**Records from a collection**
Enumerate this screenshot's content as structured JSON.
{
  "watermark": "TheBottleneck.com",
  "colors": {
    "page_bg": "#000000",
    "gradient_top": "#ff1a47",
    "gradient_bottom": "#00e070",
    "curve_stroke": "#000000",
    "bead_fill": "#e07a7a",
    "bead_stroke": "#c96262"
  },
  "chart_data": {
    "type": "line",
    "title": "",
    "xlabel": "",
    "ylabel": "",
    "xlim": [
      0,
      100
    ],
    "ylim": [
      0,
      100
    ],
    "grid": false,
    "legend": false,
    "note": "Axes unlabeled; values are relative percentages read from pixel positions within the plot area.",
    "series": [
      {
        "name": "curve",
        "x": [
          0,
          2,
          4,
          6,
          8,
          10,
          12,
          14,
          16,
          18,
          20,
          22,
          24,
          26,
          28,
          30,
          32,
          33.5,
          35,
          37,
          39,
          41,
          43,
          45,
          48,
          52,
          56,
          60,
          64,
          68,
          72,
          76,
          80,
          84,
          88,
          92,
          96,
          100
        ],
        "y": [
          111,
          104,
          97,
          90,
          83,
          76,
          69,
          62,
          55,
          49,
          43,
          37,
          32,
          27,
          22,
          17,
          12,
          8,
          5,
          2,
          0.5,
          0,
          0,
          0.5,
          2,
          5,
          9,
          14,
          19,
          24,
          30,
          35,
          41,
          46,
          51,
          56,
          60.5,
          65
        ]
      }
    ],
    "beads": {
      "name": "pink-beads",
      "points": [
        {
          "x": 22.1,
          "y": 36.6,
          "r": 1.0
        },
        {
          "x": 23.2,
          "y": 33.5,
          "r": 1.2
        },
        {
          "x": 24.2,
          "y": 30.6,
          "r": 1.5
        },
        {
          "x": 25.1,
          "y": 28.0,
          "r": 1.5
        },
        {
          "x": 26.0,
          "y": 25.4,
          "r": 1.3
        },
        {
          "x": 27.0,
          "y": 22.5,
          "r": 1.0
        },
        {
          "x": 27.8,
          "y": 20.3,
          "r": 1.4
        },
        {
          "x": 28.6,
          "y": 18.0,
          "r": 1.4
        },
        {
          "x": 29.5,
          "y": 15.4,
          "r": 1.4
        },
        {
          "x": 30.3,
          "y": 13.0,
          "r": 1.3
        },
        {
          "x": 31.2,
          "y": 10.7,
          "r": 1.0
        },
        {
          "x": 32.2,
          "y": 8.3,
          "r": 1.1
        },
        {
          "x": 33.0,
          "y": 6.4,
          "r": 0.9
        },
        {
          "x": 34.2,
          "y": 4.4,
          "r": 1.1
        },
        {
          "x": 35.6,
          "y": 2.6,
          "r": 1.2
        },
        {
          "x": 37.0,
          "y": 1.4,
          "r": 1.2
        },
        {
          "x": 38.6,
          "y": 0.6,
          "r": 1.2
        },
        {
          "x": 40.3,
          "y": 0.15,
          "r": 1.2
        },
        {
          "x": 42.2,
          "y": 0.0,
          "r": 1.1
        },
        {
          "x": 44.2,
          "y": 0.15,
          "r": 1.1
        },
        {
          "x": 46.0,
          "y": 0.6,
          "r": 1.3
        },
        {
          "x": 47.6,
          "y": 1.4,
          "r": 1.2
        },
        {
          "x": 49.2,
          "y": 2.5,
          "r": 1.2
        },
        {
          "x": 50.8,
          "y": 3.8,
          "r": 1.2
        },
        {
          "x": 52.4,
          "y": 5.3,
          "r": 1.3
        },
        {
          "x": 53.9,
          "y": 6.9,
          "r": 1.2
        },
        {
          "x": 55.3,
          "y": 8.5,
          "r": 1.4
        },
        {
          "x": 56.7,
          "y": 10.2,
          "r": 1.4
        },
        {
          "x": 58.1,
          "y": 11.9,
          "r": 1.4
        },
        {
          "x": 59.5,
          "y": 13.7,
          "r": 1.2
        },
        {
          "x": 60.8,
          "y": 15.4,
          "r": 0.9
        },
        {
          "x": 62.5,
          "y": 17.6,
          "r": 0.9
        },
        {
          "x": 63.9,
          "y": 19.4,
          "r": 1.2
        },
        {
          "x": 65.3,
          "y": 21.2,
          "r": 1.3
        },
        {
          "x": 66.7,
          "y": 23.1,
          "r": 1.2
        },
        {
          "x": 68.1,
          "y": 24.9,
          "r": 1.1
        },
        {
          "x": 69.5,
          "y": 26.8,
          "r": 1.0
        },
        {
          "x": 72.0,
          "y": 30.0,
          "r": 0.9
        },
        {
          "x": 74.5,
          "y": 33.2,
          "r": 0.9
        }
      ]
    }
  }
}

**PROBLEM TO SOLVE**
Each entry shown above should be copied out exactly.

**SOLUTION FOR THIS PROBLEM**
Enumerate this screenshot's content as structured JSON.
{
  "watermark": "TheBottleneck.com",
  "colors": {
    "page_bg": "#000000",
    "gradient_top": "#ff1a47",
    "gradient_bottom": "#00e070",
    "curve_stroke": "#000000",
    "bead_fill": "#e07a7a",
    "bead_stroke": "#c96262"
  },
  "chart_data": {
    "type": "line",
    "title": "",
    "xlabel": "",
    "ylabel": "",
    "xlim": [
      0,
      100
    ],
    "ylim": [
      0,
      100
    ],
    "grid": false,
    "legend": false,
    "note": "Axes unlabeled; values are relative percentages read from pixel positions within the plot area.",
    "series": [
      {
        "name": "curve",
        "x": [
          0,
          2,
          4,
          6,
          8,
          10,
          12,
          14,
          16,
          18,
          20,
          22,
          24,
          26,
          28,
          30,
          32,
          33.5,
          35,
          37,
          39,
          41,
          43,
          45,
          48,
          52,
          56,
          60,
          64,
          68,
          72,
          76,
          80,
          84,
          88,
          92,
          96,
          100
        ],
        "y": [
          111,
          104,
          97,
          90,
          83,
          76,
          69,
          62,
          55,
          49,
          43,
          37,
          32,
          27,
          22,
          17,
          12,
          8,
          5,
          2,
          0.5,
          0,
          0,
          0.5,
          2,
          5,
          9,
          14,
          19,
          24,
          30,
          35,
          41,
          46,
          51,
          56,
          60.5,
          65
        ]
      }
    ],
    "beads": {
      "name": "pink-beads",
      "points": [
        {
          "x": 22.1,
          "y": 36.6,
          "r": 1.0
        },
        {
          "x": 23.2,
          "y": 33.5,
          "r": 1.2
        },
        {
          "x": 24.2,
          "y": 30.6,
          "r": 1.5
        },
        {
          "x": 25.1,
          "y": 28.0,
          "r": 1.5
        },
        {
          "x": 26.0,
          "y": 25.4,
          "r": 1.3
        },
        {
          "x": 27.0,
          "y": 22.5,
          "r": 1.0
        },
        {
          "x": 27.8,
          "y": 20.3,
          "r": 1.4
        },
        {
          "x": 28.6,
          "y": 18.0,
          "r": 1.4
        },
        {
          "x": 29.5,
          "y": 15.4,
          "r": 1.4
        },
        {
          "x": 30.3,
          "y": 13.0,
          "r": 1.3
        },
        {
          "x": 31.2,
          "y": 10.7,
          "r": 1.0
        },
        {
          "x": 32.2,
          "y": 8.3,
          "r": 1.1
        },
        {
          "x": 33.0,
          "y": 6.4,
          "r": 0.9
        },
        {
          "x": 34.2,
          "y": 4.4,
          "r": 1.1
        },
        {
          "x": 35.6,
          "y": 2.6,
          "r": 1.2
        },
        {
          "x": 37.0,
          "y": 1.4,
          "r": 1.2
        },
        {
          "x": 38.6,
          "y": 0.6,
          "r": 1.2
        },
        {
          "x": 40.3,
          "y": 0.15,
          "r": 1.2
        },
        {
          "x": 42.2,
          "y": 0.0,
          "r": 1.1
        },
        {
          "x": 44.2,
          "y": 0.15,
          "r": 1.1
        },
        {
          "x": 46.0,
          "y": 0.6,
          "r": 1.3
        },
        {
          "x": 47.6,
          "y": 1.4,
          "r": 1.2
        },
        {
          "x": 49.2,
          "y": 2.5,
          "r": 1.2
        },
        {
          "x": 50.8,
          "y": 3.8,
          "r": 1.2
        },
        {
          "x": 52.4,
          "y": 5.3,
          "r": 1.3
        },
        {
          "x": 53.9,
          "y": 6.9,
          "r": 1.2
        },
        {
          "x": 55.3,
          "y": 8.5,
          "r": 1.4
        },
        {
          "x": 56.7,
          "y": 10.2,
          "r": 1.4
        },
        {
          "x": 58.1,
          "y": 11.9,
          "r": 1.4
        },
        {
          "x": 59.5,
          "y": 13.7,
          "r": 1.2
        },
        {
          "x": 60.8,
          "y": 15.4,
          "r": 0.9
        },
        {
          "x": 62.5,
          "y": 17.6,
          "r": 0.9
        },
        {
          "x": 63.9,
          "y": 19.4,
          "r": 1.2
        },
        {
          "x": 65.3,
          "y": 21.2,
          "r": 1.3
        },
        {
          "x": 66.7,
          "y": 23.1,
          "r": 1.2
        },
        {
          "x": 68.1,
          "y": 24.9,
          "r": 1.1
        },
        {
          "x": 69.5,
          "y": 26.8,
          "r": 1.0
        },
        {
          "x": 72.0,
          "y": 30.0,
          "r": 0.9
        },
        {
          "x": 74.5,
          "y": 33.2,
          "r": 0.9
        }
      ]
    }
  }
}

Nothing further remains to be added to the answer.